The coronavirus pandemic has cost Kingston Council (RBK) over £10 million so far according to documents published on the council website recently.

A report looking at the impact of Covid-19 on the borough council’s finances detailed how the millions of pounds worth of losses were calculated after factoring in the substantial sums the council have already received from government grants handed out to councils to help them absorb the shock of the ongoing pandemic.

Overall, the “total general fund revenue financial impact of Covid-19 is currently estimated to

be £20.502m” on RBK’s finances. However, once government assistance in the form of grants worth £8.525 million and £1.809 million are factored in, the “the current estimate after mitigation is £10.168m,” the document reads.

“The financial impact of Covid across Local Government is significant and grave and the sector is working with central government so that it clearly understands the support required and risks if that support is not forthcoming,” the document continues.

It also warns of the scale of the looming economic crisis that the pandemic will bring to the UK, and highlights the “difficulty” or preparing an economic strategy in light of the current upheaval:

“The international economic recession that is emerging is predicted to be like nothing experienced in living memory. Therefore it is difficult to forecast the impact on the Council’s in-year finances or medium term strategy.”

Local authorities across England have had their funding cut significantly under successive coalition and Conservative governments since 2010.

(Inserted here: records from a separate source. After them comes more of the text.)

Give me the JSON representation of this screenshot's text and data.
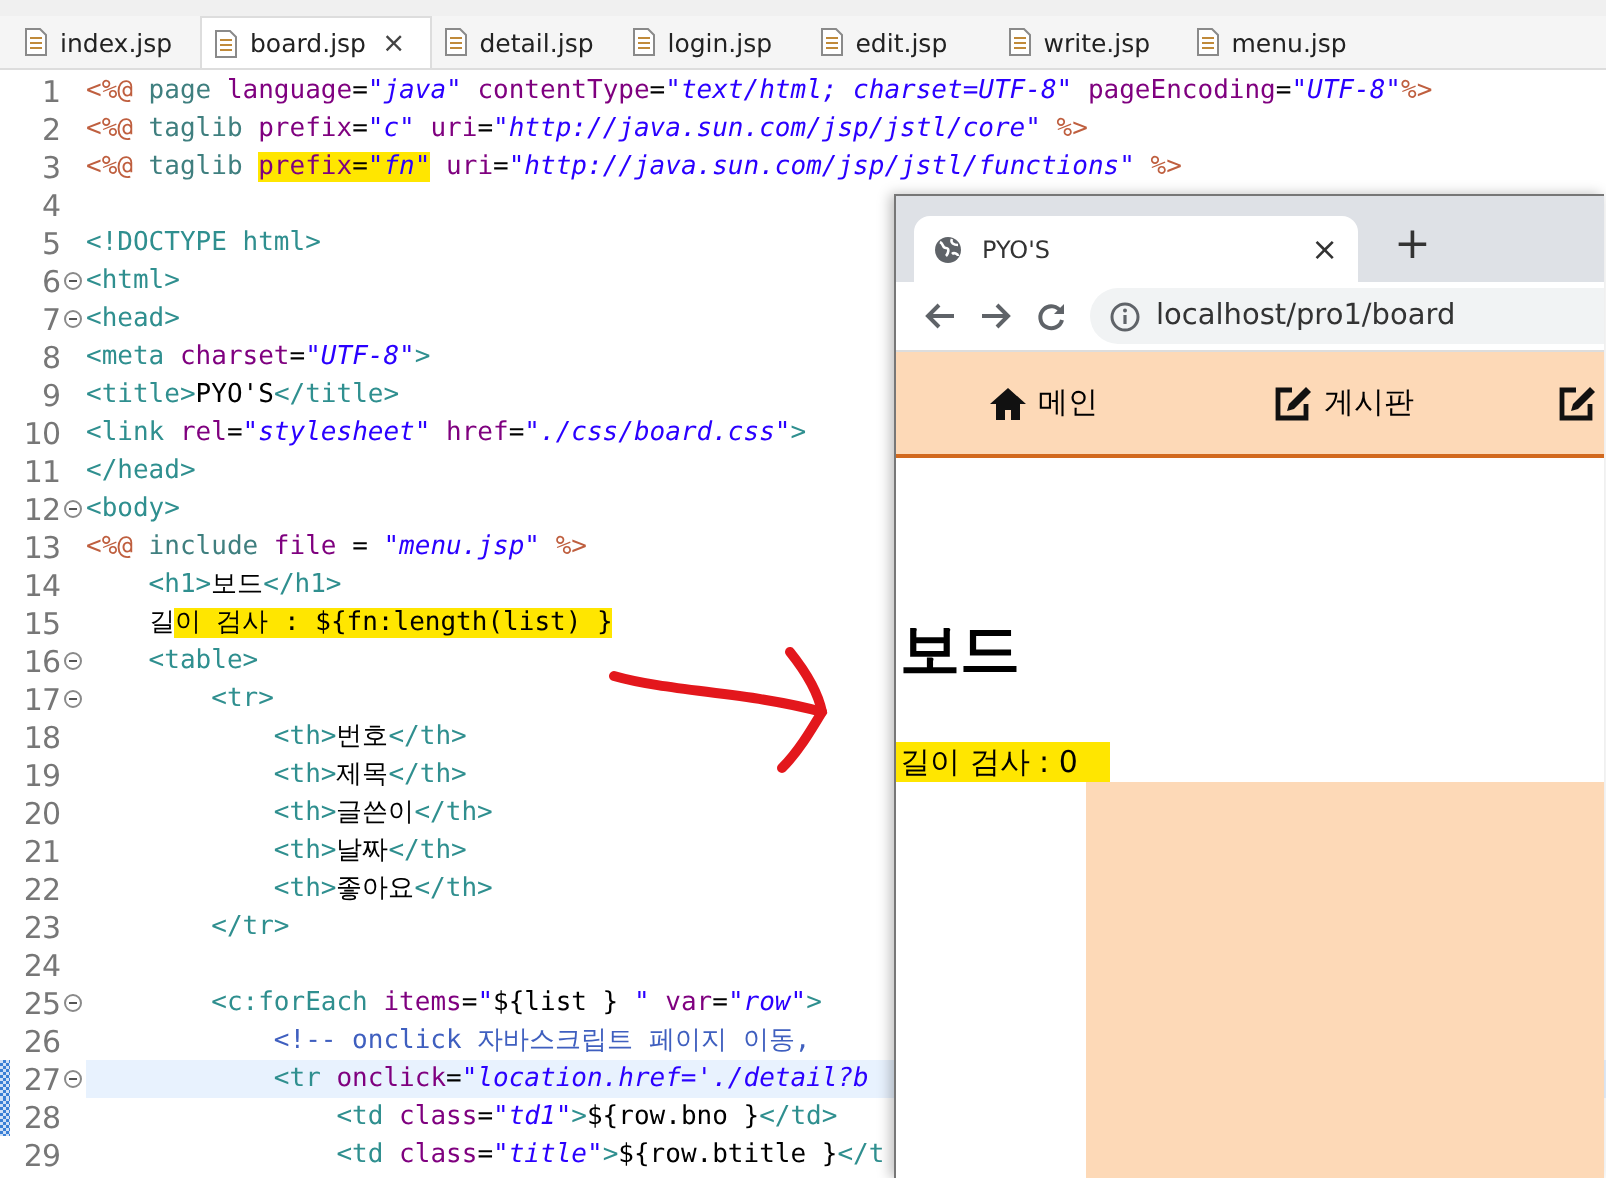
{
  "editor": {
    "tabs": [
      {
        "label": "index.jsp",
        "selected": false
      },
      {
        "label": "board.jsp",
        "selected": true,
        "close": "×"
      },
      {
        "label": "detail.jsp",
        "selected": false
      },
      {
        "label": "login.jsp",
        "selected": false
      },
      {
        "label": "edit.jsp",
        "selected": false
      },
      {
        "label": "write.jsp",
        "selected": false
      },
      {
        "label": "menu.jsp",
        "selected": false
      }
    ],
    "lines": [
      {
        "number": "1",
        "fold": false,
        "current": false,
        "changed": false,
        "segments": [
          {
            "kind": "directive",
            "text": "<%@",
            "highlighted": false
          },
          {
            "kind": "keyword",
            "text": " page",
            "highlighted": false
          },
          {
            "kind": "attribute",
            "text": " language",
            "highlighted": false
          },
          {
            "kind": "text",
            "text": "=",
            "highlighted": false
          },
          {
            "kind": "string",
            "text": "\"java\"",
            "highlighted": false
          },
          {
            "kind": "attribute",
            "text": " contentType",
            "highlighted": false
          },
          {
            "kind": "text",
            "text": "=",
            "highlighted": false
          },
          {
            "kind": "string",
            "text": "\"text/html; charset=UTF-8\"",
            "highlighted": false
          },
          {
            "kind": "attribute",
            "text": " pageEncoding",
            "highlighted": false
          },
          {
            "kind": "text",
            "text": "=",
            "highlighted": false
          },
          {
            "kind": "string",
            "text": "\"UTF-8\"",
            "highlighted": false
          },
          {
            "kind": "directive",
            "text": "%>",
            "highlighted": false
          }
        ]
      },
      {
        "number": "2",
        "fold": false,
        "current": false,
        "changed": false,
        "segments": [
          {
            "kind": "directive",
            "text": "<%@",
            "highlighted": false
          },
          {
            "kind": "keyword",
            "text": " taglib",
            "highlighted": false
          },
          {
            "kind": "attribute",
            "text": " prefix",
            "highlighted": false
          },
          {
            "kind": "text",
            "text": "=",
            "highlighted": false
          },
          {
            "kind": "string",
            "text": "\"c\"",
            "highlighted": false
          },
          {
            "kind": "attribute",
            "text": " uri",
            "highlighted": false
          },
          {
            "kind": "text",
            "text": "=",
            "highlighted": false
          },
          {
            "kind": "string",
            "text": "\"http://java.sun.com/jsp/jstl/core\"",
            "highlighted": false
          },
          {
            "kind": "directive",
            "text": " %>",
            "highlighted": false
          }
        ]
      },
      {
        "number": "3",
        "fold": false,
        "current": false,
        "changed": false,
        "segments": [
          {
            "kind": "directive",
            "text": "<%@",
            "highlighted": false
          },
          {
            "kind": "keyword",
            "text": " taglib ",
            "highlighted": false
          },
          {
            "kind": "attribute",
            "text": "prefix",
            "highlighted": true
          },
          {
            "kind": "text",
            "text": "=",
            "highlighted": true
          },
          {
            "kind": "string",
            "text": "\"fn\"",
            "highlighted": true
          },
          {
            "kind": "attribute",
            "text": " uri",
            "highlighted": false
          },
          {
            "kind": "text",
            "text": "=",
            "highlighted": false
          },
          {
            "kind": "string",
            "text": "\"http://java.sun.com/jsp/jstl/functions\"",
            "highlighted": false
          },
          {
            "kind": "directive",
            "text": " %>",
            "highlighted": false
          }
        ]
      },
      {
        "number": "4",
        "fold": false,
        "current": false,
        "changed": false
      },
      {
        "number": "5",
        "fold": false,
        "current": false,
        "changed": false,
        "segments": [
          {
            "kind": "tag",
            "text": "<!DOCTYPE html>",
            "highlighted": false
          }
        ]
      },
      {
        "number": "6",
        "fold": true,
        "current": false,
        "changed": false,
        "segments": [
          {
            "kind": "tag",
            "text": "<html>",
            "highlighted": false
          }
        ]
      },
      {
        "number": "7",
        "fold": true,
        "current": false,
        "changed": false,
        "segments": [
          {
            "kind": "tag",
            "text": "<head>",
            "highlighted": false
          }
        ]
      },
      {
        "number": "8",
        "fold": false,
        "current": false,
        "changed": false,
        "segments": [
          {
            "kind": "tag",
            "text": "<meta",
            "highlighted": false
          },
          {
            "kind": "attribute",
            "text": " charset",
            "highlighted": false
          },
          {
            "kind": "text",
            "text": "=",
            "highlighted": false
          },
          {
            "kind": "string",
            "text": "\"UTF-8\"",
            "highlighted": false
          },
          {
            "kind": "tag",
            "text": ">",
            "highlighted": false
          }
        ]
      },
      {
        "number": "9",
        "fold": false,
        "current": false,
        "changed": false,
        "segments": [
          {
            "kind": "tag",
            "text": "<title>",
            "highlighted": false
          },
          {
            "kind": "text",
            "text": "PYO'S",
            "highlighted": false
          },
          {
            "kind": "tag",
            "text": "</title>",
            "highlighted": false
          }
        ]
      },
      {
        "number": "10",
        "fold": false,
        "current": false,
        "changed": false,
        "segments": [
          {
            "kind": "tag",
            "text": "<link",
            "highlighted": false
          },
          {
            "kind": "attribute",
            "text": " rel",
            "highlighted": false
          },
          {
            "kind": "text",
            "text": "=",
            "highlighted": false
          },
          {
            "kind": "string",
            "text": "\"stylesheet\"",
            "highlighted": false
          },
          {
            "kind": "attribute",
            "text": " href",
            "highlighted": false
          },
          {
            "kind": "text",
            "text": "=",
            "highlighted": false
          },
          {
            "kind": "string",
            "text": "\"./css/board.css\"",
            "highlighted": false
          },
          {
            "kind": "tag",
            "text": ">",
            "highlighted": false
          }
        ]
      },
      {
        "number": "11",
        "fold": false,
        "current": false,
        "changed": false,
        "segments": [
          {
            "kind": "tag",
            "text": "</head>",
            "highlighted": false
          }
        ]
      },
      {
        "number": "12",
        "fold": true,
        "current": false,
        "changed": false,
        "segments": [
          {
            "kind": "tag",
            "text": "<body>",
            "highlighted": false
          }
        ]
      },
      {
        "number": "13",
        "fold": false,
        "current": false,
        "changed": false,
        "segments": [
          {
            "kind": "directive",
            "text": "<%@",
            "highlighted": false
          },
          {
            "kind": "keyword",
            "text": " include",
            "highlighted": false
          },
          {
            "kind": "attribute",
            "text": " file",
            "highlighted": false
          },
          {
            "kind": "text",
            "text": " = ",
            "highlighted": false
          },
          {
            "kind": "string",
            "text": "\"menu.jsp\"",
            "highlighted": false
          },
          {
            "kind": "directive",
            "text": " %>",
            "highlighted": false
          }
        ]
      },
      {
        "number": "14",
        "fold": false,
        "current": false,
        "changed": false,
        "segments": [
          {
            "kind": "tag",
            "text": "    <h1>",
            "highlighted": false
          },
          {
            "kind": "text",
            "text": "보드",
            "highlighted": false
          },
          {
            "kind": "tag",
            "text": "</h1>",
            "highlighted": false
          }
        ]
      },
      {
        "number": "15",
        "fold": false,
        "current": false,
        "changed": false,
        "segments": [
          {
            "kind": "text",
            "text": "    길",
            "highlighted": false
          },
          {
            "kind": "text",
            "text": "이 검사 : ${fn:length(list) }",
            "highlighted": true
          }
        ]
      },
      {
        "number": "16",
        "fold": true,
        "current": false,
        "changed": false,
        "segments": [
          {
            "kind": "tag",
            "text": "    <table>",
            "highlighted": false
          }
        ]
      },
      {
        "number": "17",
        "fold": true,
        "current": false,
        "changed": false,
        "segments": [
          {
            "kind": "tag",
            "text": "        <tr>",
            "highlighted": false
          }
        ]
      },
      {
        "number": "18",
        "fold": false,
        "current": false,
        "changed": false,
        "segments": [
          {
            "kind": "tag",
            "text": "            <th>",
            "highlighted": false
          },
          {
            "kind": "text",
            "text": "번호",
            "highlighted": false
          },
          {
            "kind": "tag",
            "text": "</th>",
            "highlighted": false
          }
        ]
      },
      {
        "number": "19",
        "fold": false,
        "current": false,
        "changed": false,
        "segments": [
          {
            "kind": "tag",
            "text": "            <th>",
            "highlighted": false
          },
          {
            "kind": "text",
            "text": "제목",
            "highlighted": false
          },
          {
            "kind": "tag",
            "text": "</th>",
            "highlighted": false
          }
        ]
      },
      {
        "number": "20",
        "fold": false,
        "current": false,
        "changed": false,
        "segments": [
          {
            "kind": "tag",
            "text": "            <th>",
            "highlighted": false
          },
          {
            "kind": "text",
            "text": "글쓴이",
            "highlighted": false
          },
          {
            "kind": "tag",
            "text": "</th>",
            "highlighted": false
          }
        ]
      },
      {
        "number": "21",
        "fold": false,
        "current": false,
        "changed": false,
        "segments": [
          {
            "kind": "tag",
            "text": "            <th>",
            "highlighted": false
          },
          {
            "kind": "text",
            "text": "날짜",
            "highlighted": false
          },
          {
            "kind": "tag",
            "text": "</th>",
            "highlighted": false
          }
        ]
      },
      {
        "number": "22",
        "fold": false,
        "current": false,
        "changed": false,
        "segments": [
          {
            "kind": "tag",
            "text": "            <th>",
            "highlighted": false
          },
          {
            "kind": "text",
            "text": "좋아요",
            "highlighted": false
          },
          {
            "kind": "tag",
            "text": "</th>",
            "highlighted": false
          }
        ]
      },
      {
        "number": "23",
        "fold": false,
        "current": false,
        "changed": false,
        "segments": [
          {
            "kind": "tag",
            "text": "        </tr>",
            "highlighted": false
          }
        ]
      },
      {
        "number": "24",
        "fold": false,
        "current": false,
        "changed": false
      },
      {
        "number": "25",
        "fold": true,
        "current": false,
        "changed": false,
        "segments": [
          {
            "kind": "tag",
            "text": "        <c:forEach",
            "highlighted": false
          },
          {
            "kind": "attribute",
            "text": " items",
            "highlighted": false
          },
          {
            "kind": "text",
            "text": "=",
            "highlighted": false
          },
          {
            "kind": "string",
            "text": "\"",
            "highlighted": false
          },
          {
            "kind": "text",
            "text": "${list }",
            "highlighted": false
          },
          {
            "kind": "string",
            "text": " \"",
            "highlighted": false
          },
          {
            "kind": "attribute",
            "text": " var",
            "highlighted": false
          },
          {
            "kind": "text",
            "text": "=",
            "highlighted": false
          },
          {
            "kind": "string",
            "text": "\"row\"",
            "highlighted": false
          },
          {
            "kind": "tag",
            "text": ">",
            "highlighted": false
          }
        ]
      },
      {
        "number": "26",
        "fold": false,
        "current": false,
        "changed": false,
        "segments": [
          {
            "kind": "comment",
            "text": "            <!-- onclick 자바스크립트 페이지 이동,",
            "highlighted": false
          }
        ]
      },
      {
        "number": "27",
        "fold": true,
        "current": true,
        "changed": true,
        "segments": [
          {
            "kind": "tag",
            "text": "            <tr",
            "highlighted": false
          },
          {
            "kind": "attribute",
            "text": " onclick",
            "highlighted": false
          },
          {
            "kind": "text",
            "text": "=",
            "highlighted": false
          },
          {
            "kind": "string",
            "text": "\"location.href='./detail?b",
            "highlighted": false
          }
        ]
      },
      {
        "number": "28",
        "fold": false,
        "current": false,
        "changed": true,
        "segments": [
          {
            "kind": "tag",
            "text": "                <td",
            "highlighted": false
          },
          {
            "kind": "attribute",
            "text": " class",
            "highlighted": false
          },
          {
            "kind": "text",
            "text": "=",
            "highlighted": false
          },
          {
            "kind": "string",
            "text": "\"td1\"",
            "highlighted": false
          },
          {
            "kind": "tag",
            "text": ">",
            "highlighted": false
          },
          {
            "kind": "text",
            "text": "${row.bno }",
            "highlighted": false
          },
          {
            "kind": "tag",
            "text": "</td>",
            "highlighted": false
          }
        ]
      },
      {
        "number": "29",
        "fold": false,
        "current": false,
        "changed": false,
        "segments": [
          {
            "kind": "tag",
            "text": "                <td",
            "highlighted": false
          },
          {
            "kind": "attribute",
            "text": " class",
            "highlighted": false
          },
          {
            "kind": "text",
            "text": "=",
            "highlighted": false
          },
          {
            "kind": "string",
            "text": "\"title\"",
            "highlighted": false
          },
          {
            "kind": "tag",
            "text": ">",
            "highlighted": false
          },
          {
            "kind": "text",
            "text": "${row.btitle }",
            "highlighted": false
          },
          {
            "kind": "tag",
            "text": "</t",
            "highlighted": false
          }
        ]
      }
    ]
  },
  "browser": {
    "tab": {
      "title": "PYO'S",
      "close": "×",
      "new_tab": "+"
    },
    "address": "localhost/pro1/board",
    "nav": [
      {
        "kind": "home",
        "label": "메인"
      },
      {
        "kind": "edit",
        "label": "게시판"
      },
      {
        "kind": "edit"
      }
    ],
    "heading": "보드",
    "length_check": "길이 검사 : 0"
  }
}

According to the Institute for Fiscal Studies (IFS), local councils in England had their budgets slashed by an average of 26 per cent between 2009/10-2016/17, and “cuts have been bigger in poorer, more urban areas.”

RBK highlighted that impact in a statement published Wednesday (June 24).

“It is absolutely our role to protect residents who are especially vulnerable...But the government needs to be clear that this comes at a price - years of cuts to local government spending means there simply isn’t spare cash to cover a long-term emergency response or meet the significant increases in service demands and loss of income,” RBK’s Leader Caroline Kerr said in the statement.

RBK’s financial impact document suggested that plans contained within its latest budgets, released on March 31, could be changed due to coronavirus.

Cllr Kerr meanwhile said that RBK’s priority remained helping the borough’s most vulnerable amid the ongoing pandemic.

“The on-going response to support people is obviously a priority for us,” she said.

“Hundreds of people across Kingston have come together to support residents in new and different ways - and we will need to keep doing this as we face the ongoing and longer term health and financial impacts of the pandemic.”